• **WHAT IS REQUIRED**: What you produce should match the records exactly, line for line.

• **AVAILABLE RECORDS**:
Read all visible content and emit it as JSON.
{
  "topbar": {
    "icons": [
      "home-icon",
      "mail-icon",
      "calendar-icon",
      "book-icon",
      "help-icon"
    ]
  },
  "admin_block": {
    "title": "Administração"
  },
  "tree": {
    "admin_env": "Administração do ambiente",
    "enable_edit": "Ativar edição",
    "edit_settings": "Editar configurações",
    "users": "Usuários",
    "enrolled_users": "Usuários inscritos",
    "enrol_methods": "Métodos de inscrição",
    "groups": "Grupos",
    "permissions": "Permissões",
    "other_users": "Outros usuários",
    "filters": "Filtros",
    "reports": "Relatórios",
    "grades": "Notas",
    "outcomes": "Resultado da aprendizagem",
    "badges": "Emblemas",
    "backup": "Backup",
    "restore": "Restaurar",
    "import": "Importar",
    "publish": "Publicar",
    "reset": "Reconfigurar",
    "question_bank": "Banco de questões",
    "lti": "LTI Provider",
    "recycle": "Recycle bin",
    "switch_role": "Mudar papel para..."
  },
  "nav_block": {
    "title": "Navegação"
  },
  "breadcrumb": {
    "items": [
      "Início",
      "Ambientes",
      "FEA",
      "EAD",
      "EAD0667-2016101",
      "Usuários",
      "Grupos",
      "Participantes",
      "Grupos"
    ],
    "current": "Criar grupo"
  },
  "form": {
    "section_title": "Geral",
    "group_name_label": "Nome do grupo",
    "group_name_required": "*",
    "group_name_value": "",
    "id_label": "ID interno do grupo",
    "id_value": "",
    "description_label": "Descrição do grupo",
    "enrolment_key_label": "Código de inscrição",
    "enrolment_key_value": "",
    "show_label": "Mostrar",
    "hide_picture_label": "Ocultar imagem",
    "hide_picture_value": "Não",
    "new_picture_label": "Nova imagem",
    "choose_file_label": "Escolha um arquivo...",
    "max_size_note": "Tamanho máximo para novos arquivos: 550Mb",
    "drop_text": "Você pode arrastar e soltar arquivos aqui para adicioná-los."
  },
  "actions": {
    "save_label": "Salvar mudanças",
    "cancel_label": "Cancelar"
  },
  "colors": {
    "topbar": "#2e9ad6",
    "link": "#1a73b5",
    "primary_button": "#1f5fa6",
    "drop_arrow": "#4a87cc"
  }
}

• **RESPONSE BELOW**:
Read all visible content and emit it as JSON.
{
  "topbar": {
    "icons": [
      "home-icon",
      "mail-icon",
      "calendar-icon",
      "book-icon",
      "help-icon"
    ]
  },
  "admin_block": {
    "title": "Administração"
  },
  "tree": {
    "admin_env": "Administração do ambiente",
    "enable_edit": "Ativar edição",
    "edit_settings": "Editar configurações",
    "users": "Usuários",
    "enrolled_users": "Usuários inscritos",
    "enrol_methods": "Métodos de inscrição",
    "groups": "Grupos",
    "permissions": "Permissões",
    "other_users": "Outros usuários",
    "filters": "Filtros",
    "reports": "Relatórios",
    "grades": "Notas",
    "outcomes": "Resultado da aprendizagem",
    "badges": "Emblemas",
    "backup": "Backup",
    "restore": "Restaurar",
    "import": "Importar",
    "publish": "Publicar",
    "reset": "Reconfigurar",
    "question_bank": "Banco de questões",
    "lti": "LTI Provider",
    "recycle": "Recycle bin",
    "switch_role": "Mudar papel para..."
  },
  "nav_block": {
    "title": "Navegação"
  },
  "breadcrumb": {
    "items": [
      "Início",
      "Ambientes",
      "FEA",
      "EAD",
      "EAD0667-2016101",
      "Usuários",
      "Grupos",
      "Participantes",
      "Grupos"
    ],
    "current": "Criar grupo"
  },
  "form": {
    "section_title": "Geral",
    "group_name_label": "Nome do grupo",
    "group_name_required": "*",
    "group_name_value": "",
    "id_label": "ID interno do grupo",
    "id_value": "",
    "description_label": "Descrição do grupo",
    "enrolment_key_label": "Código de inscrição",
    "enrolment_key_value": "",
    "show_label": "Mostrar",
    "hide_picture_label": "Ocultar imagem",
    "hide_picture_value": "Não",
    "new_picture_label": "Nova imagem",
    "choose_file_label": "Escolha um arquivo...",
    "max_size_note": "Tamanho máximo para novos arquivos: 550Mb",
    "drop_text": "Você pode arrastar e soltar arquivos aqui para adicioná-los."
  },
  "actions": {
    "save_label": "Salvar mudanças",
    "cancel_label": "Cancelar"
  },
  "colors": {
    "topbar": "#2e9ad6",
    "link": "#1a73b5",
    "primary_button": "#1f5fa6",
    "drop_arrow": "#4a87cc"
  }
}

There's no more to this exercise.